As Ron developed each Scientology grade, along the line he claimed that each, individually, was the answer to attaining Clear, quite independent of one another. For example, Grade 0 is the Communication grade. The book that serves as the backbone of Grade 0 technology – and the auditing (communication) process itself – is called Dianetics 55! The book explains the entire universe within the sole construct of communication. It posits that if one were perfectly ‘cleared’ on the subject of communication one would have no ‘case’ (the cumulative aberration of an individual) and thus would not only be Clear, but also OT (Operating Thetan, later ‘higher’ postulated state of being).
It is the same for Grade 1 (problems), Grade 2 (hostilities and sufferings), Grade 3 (change), and Grade 4 (fixed conditions and ability to do new things). The statement of those goals, intentions, and results at each Grade were memorialized in his lectures along the way. And at every level you can find Ron postulating – in fact, stating as factual certainty in his own inimitable style – that that grade is the answer to Clear and beyond.
During much of that research period Ron included a caveat about each of those levels being the answer in and of itself. That is, that if an auditor were addressing the recipient-client from the perspective and with the intention of improving ability his postulated Clear and beyond could and would occur. Addressing ability was starkly in contrast to the approach in Dianetics, which attacked disabilities. This is well covered in the Ability Congress lectures. There, Ron pronounces as ‘law’ that if an auditor approaches a client with the attitude of improving ability, he will get more ability. If he focuses on addressing disability, he will cause more disability.
As was most often the case in the history of Dianetics and Scientology research, the survival considerations of fighting enemies and having the wherewithal to do so and carry on affected the ability or willingness to test out the hypotheses and claims Ron made along the way. It was a fast-moving train constantly receiving and firing volleys, while attempting to lay ever-more instant and consistent track. Critics of Scientology and Hubbard will give more nefarious, ill-intentioned reasons for that omission of testing. The reason why is of little import, because regardless of causation, the fact remains.

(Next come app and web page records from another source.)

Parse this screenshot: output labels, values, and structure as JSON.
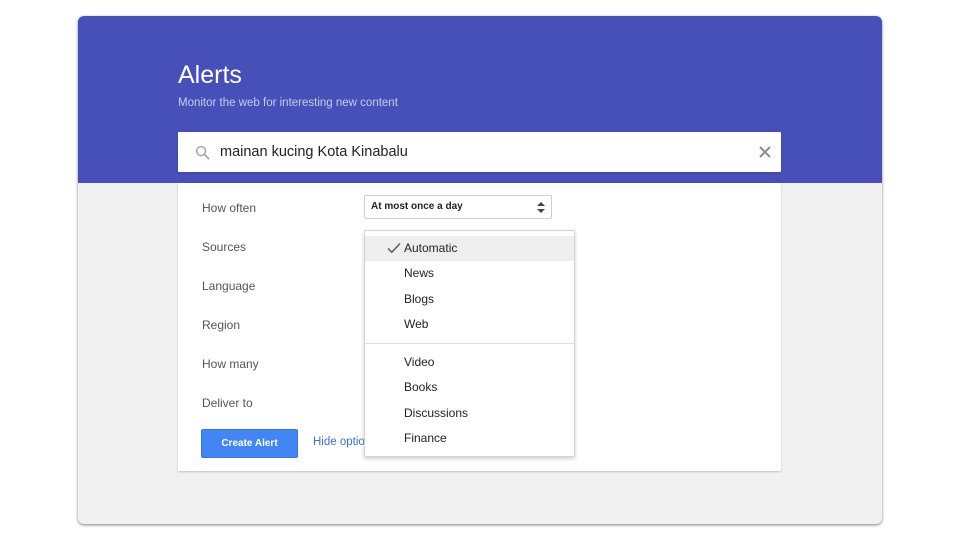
{
  "header": {
    "title": "Alerts",
    "subtitle": "Monitor the web for interesting new content",
    "background_color": "#4650b8"
  },
  "search": {
    "icon": "search-icon",
    "query": "mainan kucing Kota Kinabalu",
    "clear_icon": "close-icon"
  },
  "options": {
    "how_often_label": "How often",
    "how_often_value": "At most once a day",
    "sources_label": "Sources",
    "language_label": "Language",
    "region_label": "Region",
    "how_many_label": "How many",
    "deliver_to_label": "Deliver to"
  },
  "actions": {
    "create_label": "Create Alert",
    "hide_options_label": "Hide options",
    "create_color": "#4285f4"
  },
  "sources_dropdown": {
    "items": [
      {
        "label": "Automatic",
        "selected": true
      },
      {
        "label": "News",
        "selected": false
      },
      {
        "label": "Blogs",
        "selected": false
      },
      {
        "label": "Web",
        "selected": false
      },
      {
        "label": "Video",
        "selected": false
      },
      {
        "label": "Books",
        "selected": false
      },
      {
        "label": "Discussions",
        "selected": false
      },
      {
        "label": "Finance",
        "selected": false
      }
    ]
  }
}
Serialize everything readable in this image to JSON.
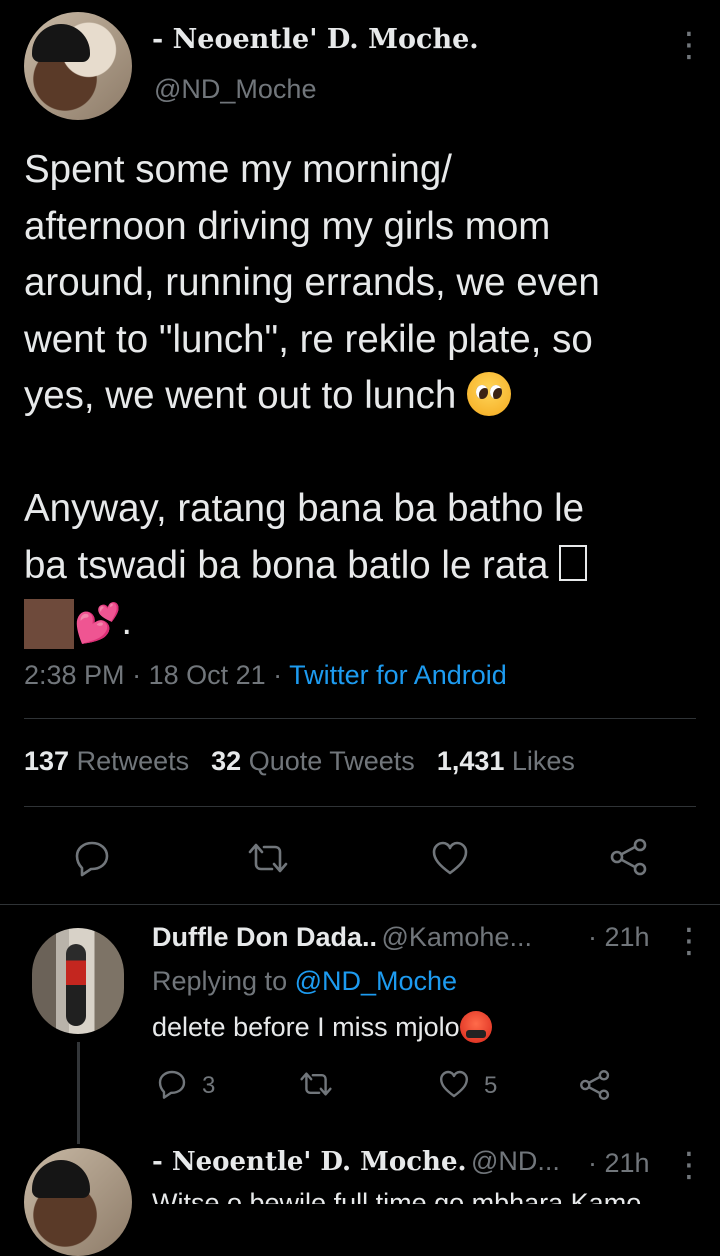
{
  "tweet": {
    "author_name": "- Neoentle' D. Moche.",
    "author_handle": "@ND_Moche",
    "text_p1": "Spent some my morning/\nafternoon driving my girls mom\naround, running errands, we even\nwent to \"lunch\", re rekile plate, so\nyes, we went out to lunch",
    "text_p2a": "Anyway, ratang bana ba batho le\nba tswadi ba bona batlo le rata",
    "time": "2:38 PM",
    "date": "18 Oct 21",
    "source": "Twitter for Android",
    "separator": " · ",
    "period": "."
  },
  "stats": {
    "retweets_count": "137",
    "retweets_label": "Retweets",
    "quotes_count": "32",
    "quotes_label": "Quote Tweets",
    "likes_count": "1,431",
    "likes_label": "Likes"
  },
  "icons": {
    "tweet_emojis": [
      "pleading-face-emoji",
      "brown-square-emoji",
      "two-hearts-emoji"
    ],
    "reply_emoji": "angry-face-emoji",
    "actions": [
      "reply-icon",
      "retweet-icon",
      "like-icon",
      "share-icon"
    ]
  },
  "colors": {
    "background": "#000000",
    "text": "#e7e9ea",
    "secondary": "#71767b",
    "accent": "#1d9bf0",
    "divider": "#2f3336"
  },
  "replies": [
    {
      "name": "Duffle Don Dada..",
      "handle": "@Kamohe...",
      "time": "· 21h",
      "replying_prefix": "Replying to",
      "replying_to": "@ND_Moche",
      "text": "delete before I miss mjolo",
      "reply_count": "3",
      "like_count": "5"
    },
    {
      "name": "- Neoentle' D. Moche.",
      "handle": "@ND...",
      "time": "· 21h",
      "text": "Witse o bewile full time go mbhara Kamo..."
    }
  ]
}
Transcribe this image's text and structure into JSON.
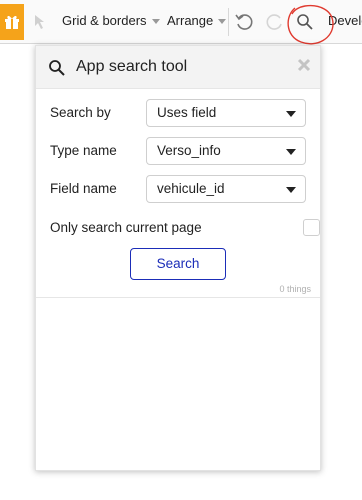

Along the way, the once stable foundation of the priority of addressing ability as opposed to disability was lost. I have found through 35 years of practice that this loss was fatal. Focusing on disability results in a never-ending ‘bridge’ requiring cult-like devotion and ultimately creating regression. Focusing on ability brings greater ability and determinism. There is one thing that perhaps best distinguishes how we practice from others we are aware of. Our first stable foundation is that we audit and train toward ability.
Posted in Casablanca, healing, Integral Theory, l. ron hubbard, Monique Banks Rathbun, Mosey Rathbun, philosophy, Scientology, texas, the future, Uncategorized
Tagged "mark rathbun", Ability, client-centered therapy, l. ron hubbard, marty rathbun, Monique Rathbun, Mosey Rathbun, scientology, spiritual psychotherapy